_What to produce_:
Produce the full set of records below once more, exactly as they stand.

_Exercise input_:
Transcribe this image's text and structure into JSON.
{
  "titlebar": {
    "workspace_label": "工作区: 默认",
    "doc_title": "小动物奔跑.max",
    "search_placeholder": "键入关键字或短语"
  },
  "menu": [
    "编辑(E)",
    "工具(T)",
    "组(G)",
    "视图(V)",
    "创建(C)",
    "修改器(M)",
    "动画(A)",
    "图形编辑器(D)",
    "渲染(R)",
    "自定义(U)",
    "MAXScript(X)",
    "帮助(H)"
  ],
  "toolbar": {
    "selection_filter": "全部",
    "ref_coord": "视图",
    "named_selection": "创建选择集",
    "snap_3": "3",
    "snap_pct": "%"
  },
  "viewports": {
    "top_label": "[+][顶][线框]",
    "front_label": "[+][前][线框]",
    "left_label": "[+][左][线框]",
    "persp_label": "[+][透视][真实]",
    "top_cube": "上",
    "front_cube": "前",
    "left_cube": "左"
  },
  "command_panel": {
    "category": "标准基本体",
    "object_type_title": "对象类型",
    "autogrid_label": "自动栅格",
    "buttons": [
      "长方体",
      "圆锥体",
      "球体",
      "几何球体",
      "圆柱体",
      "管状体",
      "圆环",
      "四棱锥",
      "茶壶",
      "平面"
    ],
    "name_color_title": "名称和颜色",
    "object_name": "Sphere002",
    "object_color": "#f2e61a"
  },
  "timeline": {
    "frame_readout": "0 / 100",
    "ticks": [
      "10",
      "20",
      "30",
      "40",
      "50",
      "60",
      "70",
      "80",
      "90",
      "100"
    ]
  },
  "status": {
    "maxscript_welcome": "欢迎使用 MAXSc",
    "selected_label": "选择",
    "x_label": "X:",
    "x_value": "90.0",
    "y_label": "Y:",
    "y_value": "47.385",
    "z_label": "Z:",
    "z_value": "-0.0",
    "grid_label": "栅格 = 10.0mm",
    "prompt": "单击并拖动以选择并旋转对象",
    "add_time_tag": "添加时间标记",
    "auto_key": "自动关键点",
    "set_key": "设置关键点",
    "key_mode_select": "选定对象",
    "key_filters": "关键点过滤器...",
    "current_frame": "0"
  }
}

_Solution below_:
Transcribe this image's text and structure into JSON.
{
  "titlebar": {
    "workspace_label": "工作区: 默认",
    "doc_title": "小动物奔跑.max",
    "search_placeholder": "键入关键字或短语"
  },
  "menu": [
    "编辑(E)",
    "工具(T)",
    "组(G)",
    "视图(V)",
    "创建(C)",
    "修改器(M)",
    "动画(A)",
    "图形编辑器(D)",
    "渲染(R)",
    "自定义(U)",
    "MAXScript(X)",
    "帮助(H)"
  ],
  "toolbar": {
    "selection_filter": "全部",
    "ref_coord": "视图",
    "named_selection": "创建选择集",
    "snap_3": "3",
    "snap_pct": "%"
  },
  "viewports": {
    "top_label": "[+][顶][线框]",
    "front_label": "[+][前][线框]",
    "left_label": "[+][左][线框]",
    "persp_label": "[+][透视][真实]",
    "top_cube": "上",
    "front_cube": "前",
    "left_cube": "左"
  },
  "command_panel": {
    "category": "标准基本体",
    "object_type_title": "对象类型",
    "autogrid_label": "自动栅格",
    "buttons": [
      "长方体",
      "圆锥体",
      "球体",
      "几何球体",
      "圆柱体",
      "管状体",
      "圆环",
      "四棱锥",
      "茶壶",
      "平面"
    ],
    "name_color_title": "名称和颜色",
    "object_name": "Sphere002",
    "object_color": "#f2e61a"
  },
  "timeline": {
    "frame_readout": "0 / 100",
    "ticks": [
      "10",
      "20",
      "30",
      "40",
      "50",
      "60",
      "70",
      "80",
      "90",
      "100"
    ]
  },
  "status": {
    "maxscript_welcome": "欢迎使用 MAXSc",
    "selected_label": "选择",
    "x_label": "X:",
    "x_value": "90.0",
    "y_label": "Y:",
    "y_value": "47.385",
    "z_label": "Z:",
    "z_value": "-0.0",
    "grid_label": "栅格 = 10.0mm",
    "prompt": "单击并拖动以选择并旋转对象",
    "add_time_tag": "添加时间标记",
    "auto_key": "自动关键点",
    "set_key": "设置关键点",
    "key_mode_select": "选定对象",
    "key_filters": "关键点过滤器...",
    "current_frame": "0"
  }
}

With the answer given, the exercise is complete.